As demand for low-price PCs remains robust in some emerging markets like China, the popularity of the 1.7GHz Celeron processors has also continued rising, with tight product supply or even shortages being reported from time to time. Despite the strong demand, Intel has not seemed aggressive in increasing output to completely fulfill the orders.By not increasing output of the Celeron 1.7GHz Intel is, of course, trying to move its customers to faster, more expensive chips. Apparently, it's not too worried about customers switching to processors at the low end of AMD's Athlon XP line. Even the slowest of Athlon XP processors should be price-competitive with the Celeron 1.7GHz, and the performance difference between the two isn't going to be insignificant. Heck, the Celeron 1.7GHz can't even keep up with a Duron 1.3GHz.

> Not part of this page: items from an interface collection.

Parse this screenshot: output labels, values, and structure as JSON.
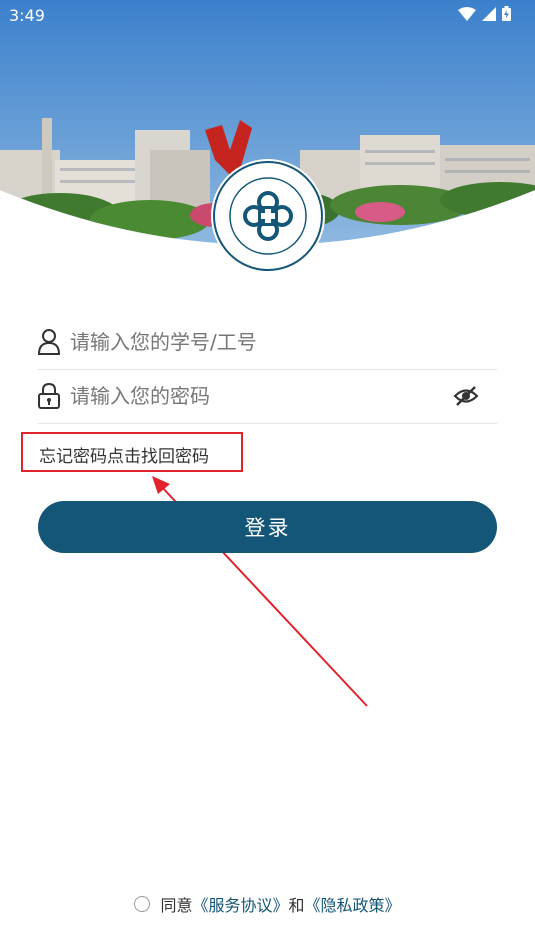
{
  "status": {
    "time": "3:49"
  },
  "login": {
    "id_placeholder": "请输入您的学号/工号",
    "password_placeholder": "请输入您的密码",
    "forgot_password": "忘记密码点击找回密码",
    "login_button": "登录"
  },
  "agreement": {
    "agree": "同意",
    "service_terms": "《服务协议》",
    "and": "和",
    "privacy_policy": "《隐私政策》"
  },
  "colors": {
    "primary": "#145677",
    "annotation": "#e3232c"
  }
}
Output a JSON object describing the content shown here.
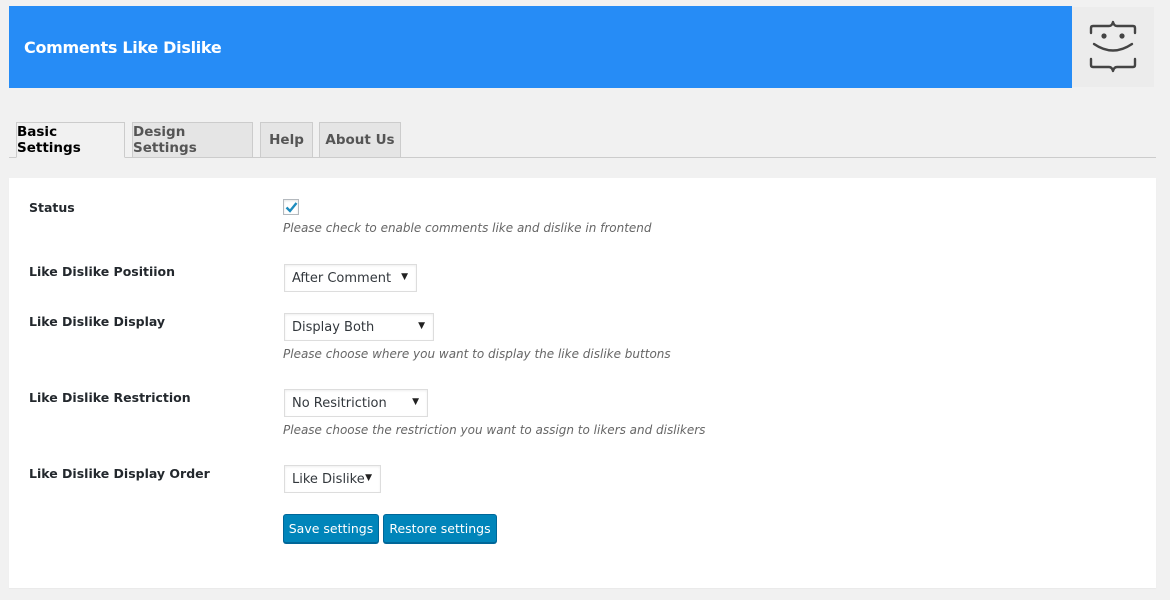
{
  "header": {
    "title": "Comments Like Dislike",
    "logo_icon": "smiley-braces-logo-icon",
    "color": "#268cf6"
  },
  "tabs": [
    {
      "label": "Basic Settings",
      "active": true
    },
    {
      "label": "Design Settings",
      "active": false
    },
    {
      "label": "Help",
      "active": false
    },
    {
      "label": "About Us",
      "active": false
    }
  ],
  "settings": {
    "status": {
      "label": "Status",
      "checked": true,
      "description": "Please check to enable comments like and dislike in frontend"
    },
    "position": {
      "label": "Like Dislike Positiion",
      "value": "After Comment"
    },
    "display": {
      "label": "Like Dislike Display",
      "value": "Display Both",
      "description": "Please choose where you want to display the like dislike buttons"
    },
    "restriction": {
      "label": "Like Dislike Restriction",
      "value": "No Resitriction",
      "description": "Please choose the restriction you want to assign to likers and dislikers"
    },
    "order": {
      "label": "Like Dislike Display Order",
      "value": "Like Dislike"
    }
  },
  "buttons": {
    "save": "Save settings",
    "restore": "Restore settings",
    "color": "#0085ba"
  }
}
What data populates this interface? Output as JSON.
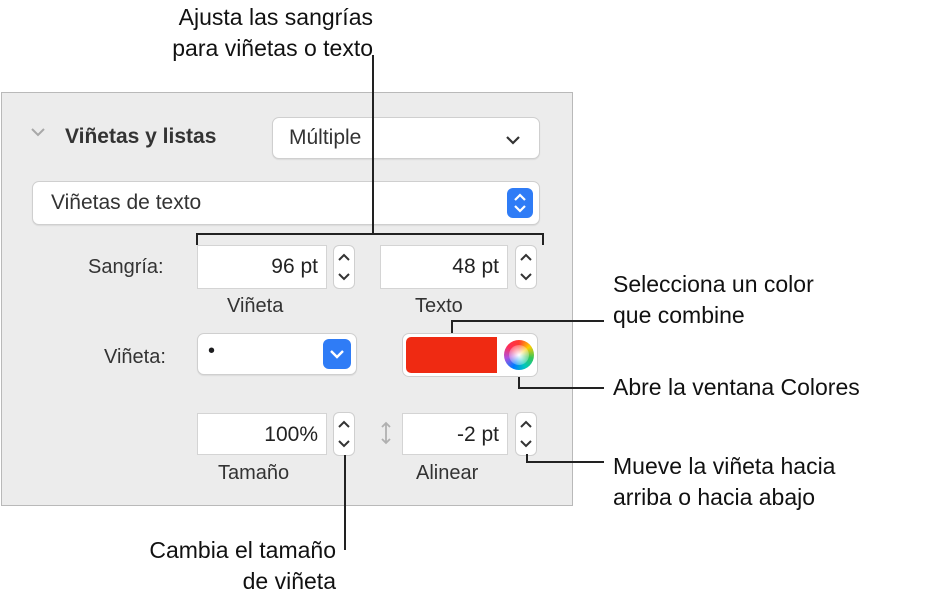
{
  "callouts": {
    "indent_top_1": "Ajusta las sangrías",
    "indent_top_2": "para viñetas o texto",
    "color_1": "Selecciona un color",
    "color_2": "que combine",
    "colors_window": "Abre la ventana Colores",
    "align_1": "Mueve la viñeta hacia",
    "align_2": "arriba o hacia abajo",
    "size_1": "Cambia el tamaño",
    "size_2": "de viñeta"
  },
  "section": {
    "title": "Viñetas y listas",
    "style_popup": "Múltiple",
    "list_type": "Viñetas de texto"
  },
  "indent": {
    "label": "Sangría:",
    "bullet_value": "96 pt",
    "bullet_caption": "Viñeta",
    "text_value": "48 pt",
    "text_caption": "Texto"
  },
  "bullet": {
    "label": "Viñeta:",
    "char": "•",
    "color": "#ef2a12"
  },
  "size": {
    "value": "100%",
    "caption": "Tamaño"
  },
  "align": {
    "value": "-2 pt",
    "caption": "Alinear"
  },
  "icons": [
    "chevron-down-icon",
    "up-down-chevron-icon",
    "stepper-icon",
    "color-wheel-icon",
    "vertical-arrows-icon"
  ]
}
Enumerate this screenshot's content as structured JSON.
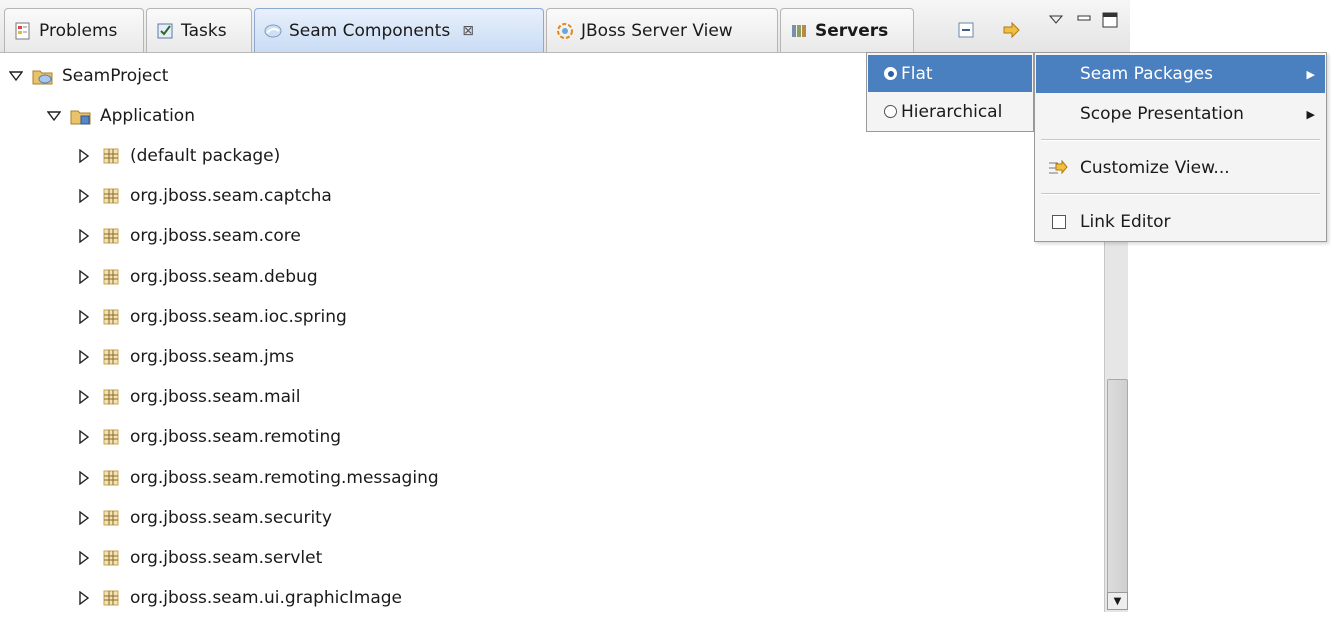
{
  "tabs": [
    {
      "label": "Problems",
      "icon": "problems-icon"
    },
    {
      "label": "Tasks",
      "icon": "tasks-icon"
    },
    {
      "label": "Seam Components",
      "icon": "seam-icon",
      "active": true,
      "close": "⊠"
    },
    {
      "label": "JBoss Server View",
      "icon": "jboss-icon"
    },
    {
      "label": "Servers",
      "icon": "servers-icon"
    }
  ],
  "toolbar": {
    "collapse_icon": "collapse-all-icon",
    "link_icon": "link-with-editor-icon",
    "menu_icon": "view-menu-icon",
    "minimize_icon": "minimize-icon",
    "maximize_icon": "maximize-icon"
  },
  "tree": {
    "project": "SeamProject",
    "scope": "Application",
    "packages": [
      "(default package)",
      "org.jboss.seam.captcha",
      "org.jboss.seam.core",
      "org.jboss.seam.debug",
      "org.jboss.seam.ioc.spring",
      "org.jboss.seam.jms",
      "org.jboss.seam.mail",
      "org.jboss.seam.remoting",
      "org.jboss.seam.remoting.messaging",
      "org.jboss.seam.security",
      "org.jboss.seam.servlet",
      "org.jboss.seam.ui.graphicImage"
    ]
  },
  "submenu": {
    "flat": "Flat",
    "hierarchical": "Hierarchical"
  },
  "menu": {
    "seam_packages": "Seam Packages",
    "scope_presentation": "Scope Presentation",
    "customize_view": "Customize View...",
    "link_editor": "Link Editor"
  },
  "colors": {
    "selection": "#4a7fc0",
    "package_icon": "#c9a24a"
  }
}
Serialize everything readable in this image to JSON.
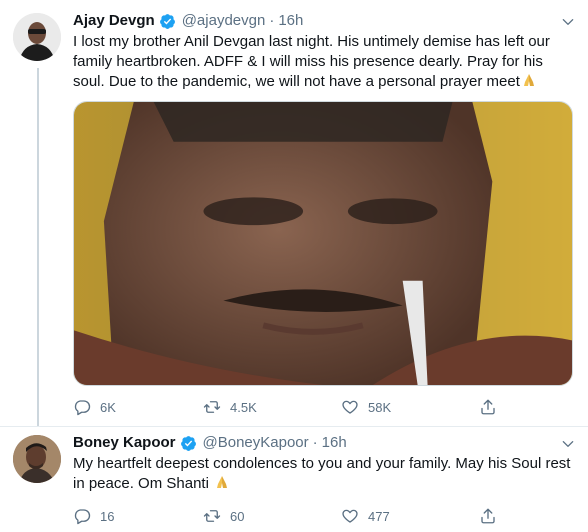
{
  "tweets": [
    {
      "name": "Ajay Devgn",
      "handle": "@ajaydevgn",
      "separator": "·",
      "time": "16h",
      "text": "I lost my brother Anil Devgan last night. His untimely demise has left our family heartbroken. ADFF & I will miss his presence dearly. Pray for his soul. Due to the pandemic, we will not have a personal prayer meet",
      "emoji": "folded-hands-icon",
      "replies": "6K",
      "retweets": "4.5K",
      "likes": "58K",
      "has_media": true
    },
    {
      "name": "Boney Kapoor",
      "handle": "@BoneyKapoor",
      "separator": "·",
      "time": "16h",
      "text": "My heartfelt deepest condolences to you and your family. May his Soul rest in peace. Om Shanti",
      "emoji": "folded-hands-icon",
      "replies": "16",
      "retweets": "60",
      "likes": "477",
      "has_media": false
    }
  ],
  "colors": {
    "verified": "#1da1f2",
    "secondary_text": "#5b7083",
    "thread_line": "#ccd6dd",
    "divider": "#e6ecf0"
  }
}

Dell's lack of AMD support aside, why aren't I seeing more AMD chips in low-end OEM systems? AMD can surely compete when it comes to performance and price, but it appears that Intel's name, reputation, and perhaps the MHz myth may be winning out in value markets.